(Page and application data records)

____________________

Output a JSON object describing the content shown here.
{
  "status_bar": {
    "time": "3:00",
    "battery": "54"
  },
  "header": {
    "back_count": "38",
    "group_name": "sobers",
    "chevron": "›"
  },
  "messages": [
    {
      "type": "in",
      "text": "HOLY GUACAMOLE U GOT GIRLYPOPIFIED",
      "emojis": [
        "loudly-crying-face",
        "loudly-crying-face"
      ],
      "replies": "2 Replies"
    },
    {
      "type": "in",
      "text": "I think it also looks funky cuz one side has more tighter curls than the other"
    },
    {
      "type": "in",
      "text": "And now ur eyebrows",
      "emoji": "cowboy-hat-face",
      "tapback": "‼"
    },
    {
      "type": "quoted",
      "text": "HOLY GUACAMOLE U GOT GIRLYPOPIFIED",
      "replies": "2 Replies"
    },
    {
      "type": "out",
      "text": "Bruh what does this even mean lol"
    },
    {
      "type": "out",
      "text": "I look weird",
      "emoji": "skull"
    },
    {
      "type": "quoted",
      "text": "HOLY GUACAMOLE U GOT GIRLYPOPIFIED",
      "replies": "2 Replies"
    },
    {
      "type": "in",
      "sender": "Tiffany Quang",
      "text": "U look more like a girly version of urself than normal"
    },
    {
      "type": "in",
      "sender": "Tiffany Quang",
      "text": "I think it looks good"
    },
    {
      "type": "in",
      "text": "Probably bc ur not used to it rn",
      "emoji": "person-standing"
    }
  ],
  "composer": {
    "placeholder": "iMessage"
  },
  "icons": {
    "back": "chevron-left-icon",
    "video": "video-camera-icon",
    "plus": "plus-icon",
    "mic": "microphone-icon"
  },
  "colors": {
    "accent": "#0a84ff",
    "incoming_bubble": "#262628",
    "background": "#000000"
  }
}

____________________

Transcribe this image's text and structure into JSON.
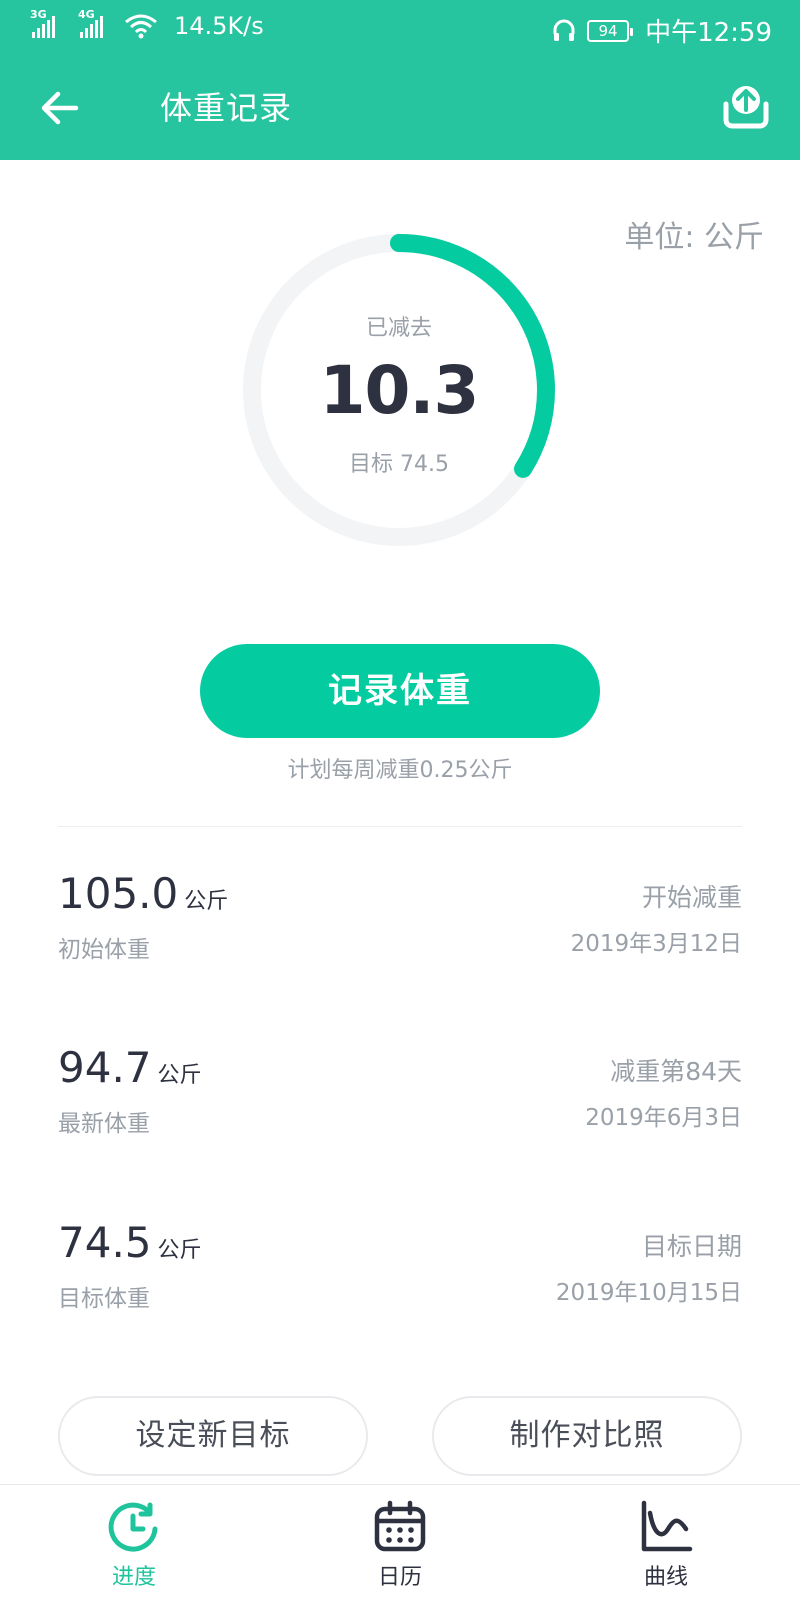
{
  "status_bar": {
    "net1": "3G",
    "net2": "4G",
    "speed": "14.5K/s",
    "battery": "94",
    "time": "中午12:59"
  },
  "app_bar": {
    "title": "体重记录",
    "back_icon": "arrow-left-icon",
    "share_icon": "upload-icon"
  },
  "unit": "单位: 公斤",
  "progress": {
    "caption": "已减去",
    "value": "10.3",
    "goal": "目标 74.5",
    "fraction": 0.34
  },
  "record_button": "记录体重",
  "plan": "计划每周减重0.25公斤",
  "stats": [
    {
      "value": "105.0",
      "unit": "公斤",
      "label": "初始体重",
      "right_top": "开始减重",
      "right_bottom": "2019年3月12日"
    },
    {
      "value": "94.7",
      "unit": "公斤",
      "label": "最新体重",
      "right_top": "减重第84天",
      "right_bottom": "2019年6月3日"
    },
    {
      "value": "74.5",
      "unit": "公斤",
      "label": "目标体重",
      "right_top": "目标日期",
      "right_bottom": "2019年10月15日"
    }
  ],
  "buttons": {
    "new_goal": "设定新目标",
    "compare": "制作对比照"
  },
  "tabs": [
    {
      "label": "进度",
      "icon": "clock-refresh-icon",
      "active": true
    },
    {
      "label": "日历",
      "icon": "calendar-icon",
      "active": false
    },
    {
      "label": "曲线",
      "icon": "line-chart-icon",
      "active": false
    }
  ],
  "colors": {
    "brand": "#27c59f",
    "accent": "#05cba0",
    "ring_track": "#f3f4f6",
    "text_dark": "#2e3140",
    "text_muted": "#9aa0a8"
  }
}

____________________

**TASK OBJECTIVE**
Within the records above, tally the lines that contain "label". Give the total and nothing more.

**TASK SOLUTION**
6